Alaina Morgan is a historian of race, religion, and politics in the African Diaspora. She is a Postdoctoral Fellow in Islam in North America in the Department of Religious Studies and the Sohail and Sara Abbasi Program in Islamic Studies at Stanford University. She is currently editing her book manuscript, Atlantic Crescent: Black Muslim Internationalism, Anti-Colonialism, and Transnational Community Formation, which explores the ways that Islam and ideas of Blackness were used by Muslims in the United States, the United Kingdom, and the Anglophone Caribbean to form the basis of transnational anti-colonial and anti-imperial political networks. She received her PhD from New York University’s Department of History in 2017 and a JD from Columbia University School of Law in 2006.
Zebulon Vance Miletsky is an Assistant Professor of Africana Studies and History at Stony Brook University. He specializes in African American history, history of miscegenation, interracial marriage, urban history, African Americans in Boston, and mixed race and biracial identity. Originally from Boston, Miletsky received his PhD in African American Studies with a concentration in African American History from the University of Massachusetts-Amherst. His teaching and research interests include the Northern Civil Rights Movement, the long civil rights struggle, Black Power, the Afro-Latin diaspora, and hip-hop. His articles have appeared in the Trotter Review, The Historical Journal of Massachusetts, and the Journal of History. He is currently completing a book manuscript on the Civil Rights Movement in Boston. Follow him on Twitter @ZebulonMiletsky.

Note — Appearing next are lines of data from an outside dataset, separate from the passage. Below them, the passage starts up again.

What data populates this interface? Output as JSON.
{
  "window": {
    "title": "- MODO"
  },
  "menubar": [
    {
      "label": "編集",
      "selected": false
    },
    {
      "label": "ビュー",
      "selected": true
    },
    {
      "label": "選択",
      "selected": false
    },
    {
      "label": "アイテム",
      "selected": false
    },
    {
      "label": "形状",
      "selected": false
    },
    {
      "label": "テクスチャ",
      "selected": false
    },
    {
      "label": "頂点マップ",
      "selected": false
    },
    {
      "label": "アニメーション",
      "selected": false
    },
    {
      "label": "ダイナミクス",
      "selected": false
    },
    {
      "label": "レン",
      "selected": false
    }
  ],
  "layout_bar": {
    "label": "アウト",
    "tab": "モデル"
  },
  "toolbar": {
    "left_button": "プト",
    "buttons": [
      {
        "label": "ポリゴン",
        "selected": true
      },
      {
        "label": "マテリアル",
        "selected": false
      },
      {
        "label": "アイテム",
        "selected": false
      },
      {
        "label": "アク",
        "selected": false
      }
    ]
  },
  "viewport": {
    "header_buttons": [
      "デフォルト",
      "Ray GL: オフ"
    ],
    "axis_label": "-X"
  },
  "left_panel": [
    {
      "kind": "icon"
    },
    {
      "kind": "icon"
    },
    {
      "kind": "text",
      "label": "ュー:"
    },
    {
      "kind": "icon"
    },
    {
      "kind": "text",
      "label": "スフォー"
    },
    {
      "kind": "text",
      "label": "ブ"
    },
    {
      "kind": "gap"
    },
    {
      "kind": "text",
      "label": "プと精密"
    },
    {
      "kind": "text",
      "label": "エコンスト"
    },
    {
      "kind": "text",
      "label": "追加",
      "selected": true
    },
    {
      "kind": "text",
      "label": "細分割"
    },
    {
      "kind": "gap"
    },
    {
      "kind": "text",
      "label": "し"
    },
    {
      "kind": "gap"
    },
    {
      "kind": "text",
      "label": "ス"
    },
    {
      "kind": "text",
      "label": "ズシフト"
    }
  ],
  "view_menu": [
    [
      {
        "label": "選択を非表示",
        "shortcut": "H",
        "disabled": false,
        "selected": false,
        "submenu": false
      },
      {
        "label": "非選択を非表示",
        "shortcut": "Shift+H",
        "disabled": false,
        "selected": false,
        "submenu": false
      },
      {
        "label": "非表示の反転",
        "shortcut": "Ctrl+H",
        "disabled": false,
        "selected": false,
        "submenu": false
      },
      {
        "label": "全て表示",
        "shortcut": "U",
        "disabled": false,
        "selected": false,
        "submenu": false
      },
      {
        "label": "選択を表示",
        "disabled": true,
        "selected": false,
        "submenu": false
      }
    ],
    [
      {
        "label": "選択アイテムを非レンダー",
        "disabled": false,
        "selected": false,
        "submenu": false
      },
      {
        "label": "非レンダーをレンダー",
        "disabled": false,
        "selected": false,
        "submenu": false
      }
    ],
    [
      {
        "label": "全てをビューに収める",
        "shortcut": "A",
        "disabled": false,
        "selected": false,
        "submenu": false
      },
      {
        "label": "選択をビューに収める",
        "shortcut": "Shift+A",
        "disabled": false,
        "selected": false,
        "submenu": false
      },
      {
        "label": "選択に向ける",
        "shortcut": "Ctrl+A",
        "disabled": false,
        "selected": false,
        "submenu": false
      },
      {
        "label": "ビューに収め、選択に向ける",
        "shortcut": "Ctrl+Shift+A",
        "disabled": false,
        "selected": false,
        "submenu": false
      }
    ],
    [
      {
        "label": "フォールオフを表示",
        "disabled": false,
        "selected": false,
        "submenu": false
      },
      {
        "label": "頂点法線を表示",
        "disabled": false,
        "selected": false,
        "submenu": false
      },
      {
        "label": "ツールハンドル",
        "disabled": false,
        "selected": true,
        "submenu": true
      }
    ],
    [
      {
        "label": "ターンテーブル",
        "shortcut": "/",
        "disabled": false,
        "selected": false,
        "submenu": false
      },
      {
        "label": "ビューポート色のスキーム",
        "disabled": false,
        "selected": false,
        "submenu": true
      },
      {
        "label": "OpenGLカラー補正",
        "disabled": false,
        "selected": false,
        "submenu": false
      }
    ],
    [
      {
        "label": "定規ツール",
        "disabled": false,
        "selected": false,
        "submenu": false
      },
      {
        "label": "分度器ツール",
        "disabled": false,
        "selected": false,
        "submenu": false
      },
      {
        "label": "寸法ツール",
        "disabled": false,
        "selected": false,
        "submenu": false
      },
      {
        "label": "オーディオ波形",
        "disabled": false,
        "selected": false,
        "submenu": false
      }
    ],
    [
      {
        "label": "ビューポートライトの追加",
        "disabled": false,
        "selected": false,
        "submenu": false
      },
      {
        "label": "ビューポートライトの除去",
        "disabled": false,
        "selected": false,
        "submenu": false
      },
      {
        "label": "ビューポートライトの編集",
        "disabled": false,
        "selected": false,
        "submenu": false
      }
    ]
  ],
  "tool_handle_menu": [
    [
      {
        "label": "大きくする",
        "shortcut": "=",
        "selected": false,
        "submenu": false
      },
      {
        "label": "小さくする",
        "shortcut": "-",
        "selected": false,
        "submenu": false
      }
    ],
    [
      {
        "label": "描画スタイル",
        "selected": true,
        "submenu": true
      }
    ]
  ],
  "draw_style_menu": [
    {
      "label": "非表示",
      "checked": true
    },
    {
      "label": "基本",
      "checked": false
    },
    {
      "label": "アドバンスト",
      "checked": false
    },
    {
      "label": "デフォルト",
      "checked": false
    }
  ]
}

Shirletta Kinchen is an Associate Professor of Pan-African Studies at the University of Louisville. Her research focuses on the intersections of Black Power, local grassroots activism, Black student and campus activism, and Black youth politics during the Civil Rights and Black Power movements. She is the author of Black Power in the Bluff City: African American Youth and Student Activism in Memphis, 1965-1975 (University of Tennessee Press, 2016), which examines youth activism and the Black freedom struggle in Memphis. Follow her on Twitter @DoctahKay.
* The Journal of Civil and Human Rights is a peer-reviewed, interdisciplinary, academic journal dedicated to studying modern US-based social justice movements and freedom struggles, including transnational ones, and their antecedents, influence, and legacies. The journal features research-based articles, interviews, editorials, state-of-the-field pieces, and book forums.Copyright © AAIHS. May not be reprinted without permission.